=== Data supplied ===
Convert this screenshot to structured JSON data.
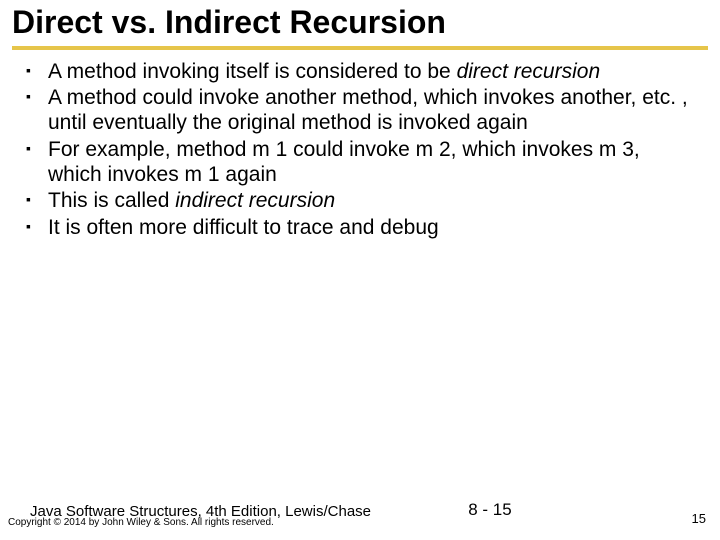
{
  "title": "Direct vs. Indirect Recursion",
  "bullets": {
    "b1a": "A method invoking itself is considered to be ",
    "b1b": "direct recursion",
    "b2": "A method could invoke another method, which invokes another, etc. , until eventually the original method is invoked again",
    "b3": "For example, method m 1 could invoke m 2, which invokes m 3, which invokes m 1 again",
    "b4a": "This is called ",
    "b4b": "indirect recursion",
    "b5": "It is often more difficult to trace and debug"
  },
  "footer": {
    "book": "Java Software Structures, 4th Edition, Lewis/Chase",
    "copyright": "Copyright © 2014 by John Wiley & Sons.  All rights reserved.",
    "page_center": "8 - 15",
    "page_right": "15"
  }
}
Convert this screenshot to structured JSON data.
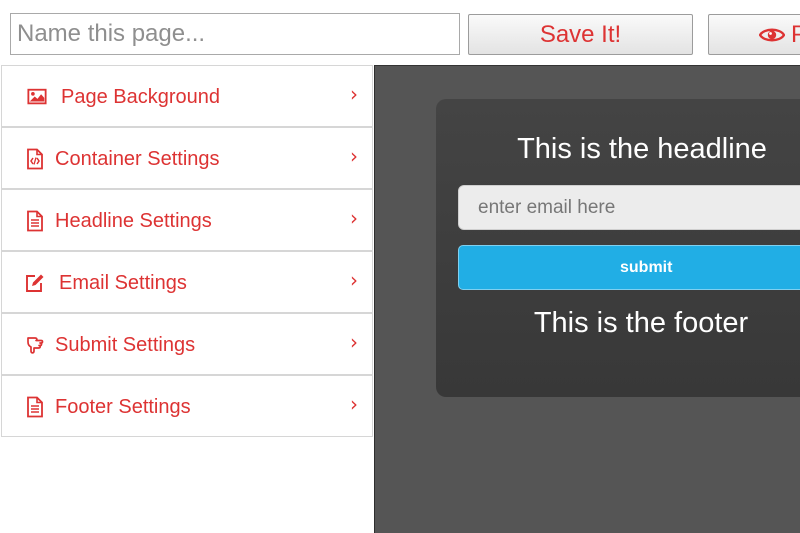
{
  "topbar": {
    "name_placeholder": "Name this page...",
    "save_label": "Save It!",
    "preview_label": "P",
    "accent_color": "#dd3333"
  },
  "sidebar": {
    "items": [
      {
        "label": "Page Background",
        "icon": "image-icon",
        "chevron": "›"
      },
      {
        "label": "Container Settings",
        "icon": "code-file-icon",
        "chevron": "›"
      },
      {
        "label": "Headline Settings",
        "icon": "text-file-icon",
        "chevron": "›"
      },
      {
        "label": "Email Settings",
        "icon": "edit-icon",
        "chevron": "›"
      },
      {
        "label": "Submit Settings",
        "icon": "hand-pointer-icon",
        "chevron": "›"
      },
      {
        "label": "Footer Settings",
        "icon": "text-file-icon",
        "chevron": "›"
      }
    ]
  },
  "preview": {
    "headline": "This is the headline",
    "email_placeholder": "enter email here",
    "submit_label": "submit",
    "footer": "This is the footer",
    "submit_color": "#21aee5"
  }
}
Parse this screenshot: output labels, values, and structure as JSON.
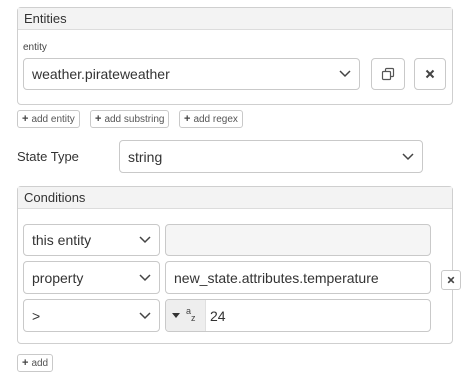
{
  "entities_panel": {
    "title": "Entities",
    "entity_label": "entity",
    "entity_value": "weather.pirateweather"
  },
  "buttons": {
    "add_entity": "add entity",
    "add_substring": "add substring",
    "add_regex": "add regex",
    "add": "add"
  },
  "state_type": {
    "label": "State Type",
    "value": "string"
  },
  "conditions_panel": {
    "title": "Conditions",
    "rows": [
      {
        "type": "this entity",
        "value": ""
      },
      {
        "type": "property",
        "value": "new_state.attributes.temperature"
      },
      {
        "type": ">",
        "value": "24"
      }
    ]
  },
  "icons": {
    "copy": "copy-icon",
    "clear": "close-icon",
    "remove": "close-icon",
    "dropdown": "chevron-down-icon",
    "type_selector": "az-type-icon"
  }
}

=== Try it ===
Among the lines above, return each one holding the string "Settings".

=== Result ===
        "label": "Container Settings",
        "label": "Headline Settings",
        "label": "Email Settings",
        "label": "Submit Settings",
        "label": "Footer Settings",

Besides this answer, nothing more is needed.